■ **Task goal**:
Look through the data below. Pick out the lines holding the string "COORIDOR".

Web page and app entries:
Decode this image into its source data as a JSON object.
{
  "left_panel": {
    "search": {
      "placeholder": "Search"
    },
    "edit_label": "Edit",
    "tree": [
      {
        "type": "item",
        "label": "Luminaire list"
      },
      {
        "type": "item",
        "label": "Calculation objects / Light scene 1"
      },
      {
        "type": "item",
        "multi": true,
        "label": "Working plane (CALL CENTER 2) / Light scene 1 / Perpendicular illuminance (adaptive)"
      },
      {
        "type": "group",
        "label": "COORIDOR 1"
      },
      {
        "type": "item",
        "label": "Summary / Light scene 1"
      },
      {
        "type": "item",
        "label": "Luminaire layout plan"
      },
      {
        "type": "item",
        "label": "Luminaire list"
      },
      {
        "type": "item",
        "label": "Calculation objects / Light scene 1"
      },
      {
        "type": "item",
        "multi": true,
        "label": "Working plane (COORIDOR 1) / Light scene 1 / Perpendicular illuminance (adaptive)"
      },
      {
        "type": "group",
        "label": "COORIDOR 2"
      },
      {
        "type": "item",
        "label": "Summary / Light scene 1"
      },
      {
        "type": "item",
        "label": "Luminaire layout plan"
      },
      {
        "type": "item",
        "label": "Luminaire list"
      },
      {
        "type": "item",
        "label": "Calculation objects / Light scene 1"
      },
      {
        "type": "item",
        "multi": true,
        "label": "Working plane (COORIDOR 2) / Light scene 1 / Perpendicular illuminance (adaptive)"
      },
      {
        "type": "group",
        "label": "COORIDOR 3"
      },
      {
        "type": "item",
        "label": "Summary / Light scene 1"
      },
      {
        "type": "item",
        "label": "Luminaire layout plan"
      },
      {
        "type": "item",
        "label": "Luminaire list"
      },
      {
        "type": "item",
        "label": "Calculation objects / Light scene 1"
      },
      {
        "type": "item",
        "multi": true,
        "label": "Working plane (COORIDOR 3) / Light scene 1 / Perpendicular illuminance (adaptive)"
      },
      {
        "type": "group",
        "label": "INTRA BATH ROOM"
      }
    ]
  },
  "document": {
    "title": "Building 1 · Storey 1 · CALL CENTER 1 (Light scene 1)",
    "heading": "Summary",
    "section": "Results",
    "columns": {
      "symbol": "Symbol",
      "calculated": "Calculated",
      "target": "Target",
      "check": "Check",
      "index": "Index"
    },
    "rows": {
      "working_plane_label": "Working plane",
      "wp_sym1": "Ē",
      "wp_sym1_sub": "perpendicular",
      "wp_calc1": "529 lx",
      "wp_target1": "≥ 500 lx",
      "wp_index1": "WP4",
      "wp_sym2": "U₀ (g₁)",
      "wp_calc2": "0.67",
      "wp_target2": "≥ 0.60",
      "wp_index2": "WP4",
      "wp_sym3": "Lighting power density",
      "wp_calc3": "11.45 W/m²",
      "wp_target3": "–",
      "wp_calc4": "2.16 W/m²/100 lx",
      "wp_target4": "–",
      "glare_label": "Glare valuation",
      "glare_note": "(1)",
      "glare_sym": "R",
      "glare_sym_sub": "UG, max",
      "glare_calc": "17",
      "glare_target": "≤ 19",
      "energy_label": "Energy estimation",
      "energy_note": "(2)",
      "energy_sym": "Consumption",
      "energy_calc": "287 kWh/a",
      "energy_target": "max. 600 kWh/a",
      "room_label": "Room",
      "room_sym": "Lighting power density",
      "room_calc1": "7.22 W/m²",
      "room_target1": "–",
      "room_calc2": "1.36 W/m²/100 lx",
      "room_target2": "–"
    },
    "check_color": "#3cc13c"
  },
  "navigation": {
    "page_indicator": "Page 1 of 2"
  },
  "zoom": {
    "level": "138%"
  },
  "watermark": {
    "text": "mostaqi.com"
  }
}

■ **Response area**:
        "label": "COORIDOR 1"
        "label": "Working plane (COORIDOR 1) / Light scene 1 / Perpendicular illuminance (adaptive)"
        "label": "COORIDOR 2"
        "label": "Working plane (COORIDOR 2) / Light scene 1 / Perpendicular illuminance (adaptive)"
        "label": "COORIDOR 3"
        "label": "Working plane (COORIDOR 3) / Light scene 1 / Perpendicular illuminance (adaptive)"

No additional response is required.